Nuclear waste shipments from northern New Mexico’s Los Alamos National Laboratory in the Waste Isolation Pilot Plant near Carlsbad numbered beyond the U.S. Department of Energy goals for the past year, after pressure from the State of New Mexico to increase in-state waste management.
The DOE reported 52 shipments were sent from Los Alamos to WIPP in Fiscal Year 2022, running from Oct. 1, 2021, to Sept. 30, about 73 percent higher than the DOE’s goal for FY 2022 of 30 shipments.
Those shipments included about 130 cubic meters of waste, per the DOE, about 62, 55-gallon drums.
Transuranic (TRU) waste consisting of clothing materials, equipment and other refuse contaminated by radiation during activities around the country, is shipped from laboratories and other DOE nuclear sites via truck to WIPP for disposal via burial in a salt mine about 2,000 feet underground.
DOE said its goal for the next fiscal year was 40 shipments of waste from Los Alamos, increasing by about a third.
The agency pointed to improvements in packaging and shipping of waste allowing the higher goal.
Ellen Gammon, director of waste management at N3B, the cleanup contractor at the lab, said an indoor loading facility installed by Triad National Security – the lab’s main operations contractor – helped the facility increase shipments by avoiding interruptions in waste processing during bad weather.
“Exceeding our FY22 goal means we’re successful at accelerating our movement of waste out of Technical Area 54, where we manage radioactive waste before it’s shipped offsite to a permanent disposal facility, Gammon said.
“The ability to use Triad’s indoor loading facility has allowed us to package waste for shipment in inclement weather.”
Much of the TRU waste at Los Alamos was produced during its nuclear weapons and research and production operations during the Manhattan Project and Cold War, records show.
It’s made up of protection clothing, tools and equipment contaminated by radioactive elements like plutonium and americium.
The lab also exceeded its non-TRU waste goals by about 100 containers, shipping offsite 350 containers of mixed low-level waste and low-level radioactive waste, about 560 cubic meters in about 2,690 drums.
That waste was not sent to WIPP, which is only permitted to accept TRU waste.
Ramping up waste removal from Los Alamos came as the New Mexico Environment Department and state lawmakers called on the DOE to prioritize the facility for waste disposal, arguing New Mexico should see the most benefit from the repository in its southeast corner.

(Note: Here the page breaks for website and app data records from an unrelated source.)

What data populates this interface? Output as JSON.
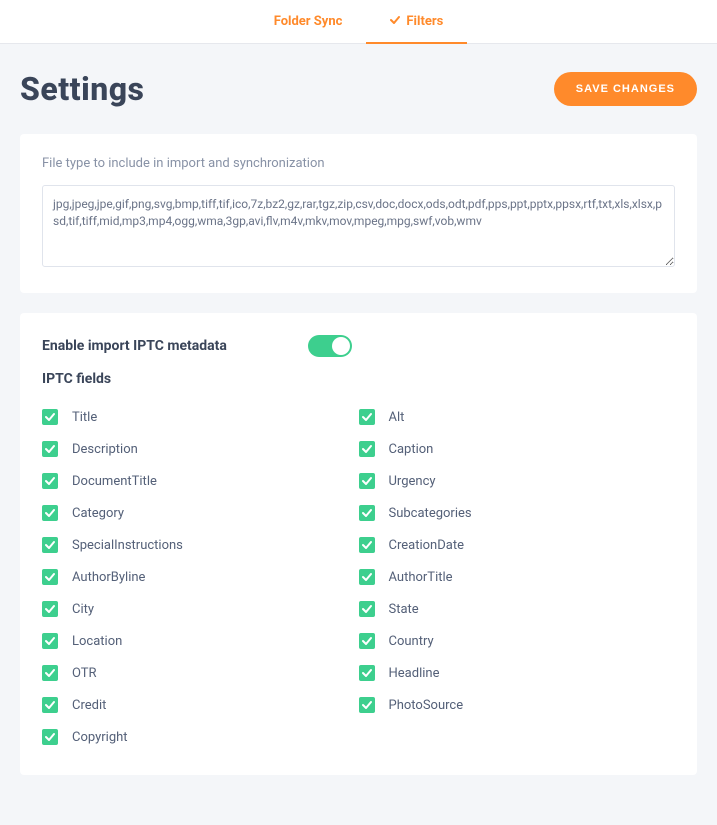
{
  "tabs": {
    "0": {
      "label": "Folder Sync"
    },
    "1": {
      "label": "Filters"
    }
  },
  "header": {
    "title": "Settings",
    "saveLabel": "SAVE CHANGES"
  },
  "fileTypes": {
    "label": "File type to include in import and synchronization",
    "value": "jpg,jpeg,jpe,gif,png,svg,bmp,tiff,tif,ico,7z,bz2,gz,rar,tgz,zip,csv,doc,docx,ods,odt,pdf,pps,ppt,pptx,ppsx,rtf,txt,xls,xlsx,psd,tif,tiff,mid,mp3,mp4,ogg,wma,3gp,avi,flv,m4v,mkv,mov,mpeg,mpg,swf,vob,wmv"
  },
  "iptc": {
    "enableLabel": "Enable import IPTC metadata",
    "enabled": true,
    "fieldsHeader": "IPTC fields",
    "left": {
      "0": {
        "label": "Title"
      },
      "1": {
        "label": "Description"
      },
      "2": {
        "label": "DocumentTitle"
      },
      "3": {
        "label": "Category"
      },
      "4": {
        "label": "SpecialInstructions"
      },
      "5": {
        "label": "AuthorByline"
      },
      "6": {
        "label": "City"
      },
      "7": {
        "label": "Location"
      },
      "8": {
        "label": "OTR"
      },
      "9": {
        "label": "Credit"
      },
      "10": {
        "label": "Copyright"
      }
    },
    "right": {
      "0": {
        "label": "Alt"
      },
      "1": {
        "label": "Caption"
      },
      "2": {
        "label": "Urgency"
      },
      "3": {
        "label": "Subcategories"
      },
      "4": {
        "label": "CreationDate"
      },
      "5": {
        "label": "AuthorTitle"
      },
      "6": {
        "label": "State"
      },
      "7": {
        "label": "Country"
      },
      "8": {
        "label": "Headline"
      },
      "9": {
        "label": "PhotoSource"
      }
    }
  }
}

“Stakeholder engagement is an important part of the EM-LA cleanup mission, and the feedback I receive is shipping more TRU waste to WIPP should be a key priority,” said manager of the DOE’s Los Alamos Office of Environmental Management Michael Mikolanis.
“We surpassed our FY22 TRU waste shipment goal by over 70 percent, which is a testament to our focus to get legacy waste off the hill and to our commitment to the citizens of New Mexico.”
In a letter sent on Dec. 22, 2021, NMED Cabinet Secretary James Kenney opposed the DOE entering into contracts to prioritize waste from out of state without consulting the State of New Mexico.
The contract between the federal agency and the State of Idaho was signed in 1995, and Idaho National Laboratory subsequently became the largest shipper of waste to WIPP, a sticking point for Kenney who called for a review of such practices by Congress.
The latest data from the DOE showed 6,716 shipments to WIPP came from Idaho as of Sept. 3, compared with 1,545 shipments from Los Alamos.
He also pointed to plans to ship down-blended, weapons-grade plutonium from the DOE’s Savannah River Site in South Carolina for disposal at WIPP.
The controversial plan, opposed by several government watchdog groups in New Mexico would see about 34 metric tons of the plutonium shipped from the Pantex Plant in northern Texas and Savanah River to Los Alamos.
It would be partially processed at the lab in New Mexico before shipment back to South Carolina for dilution and then sent to WIPP.
“The practice of DOE EM solely managing waste shipments to WIPP from around the U.S. without first discussing with New Mexico stakeholders – including NMED as its regulator – now merits immediate congressional oversight,” Kenney said in his letter.
Kenney’s concerns were in response to another letter from the U.S. House Committee on Energy and Commerce, expressing national concerns for the DOE’s “environmental liabilities.”
That letter reported the DOE alone made up 85 percent or $512 billion of the U.S. government’s liabilities under the agency’s Office of Environmental Management, which manages nuclear waste disposed of at WIPP.
Adrian Hedden can be reached at 575-628-5516, [email protected] or @AdrianHedden on Twitter.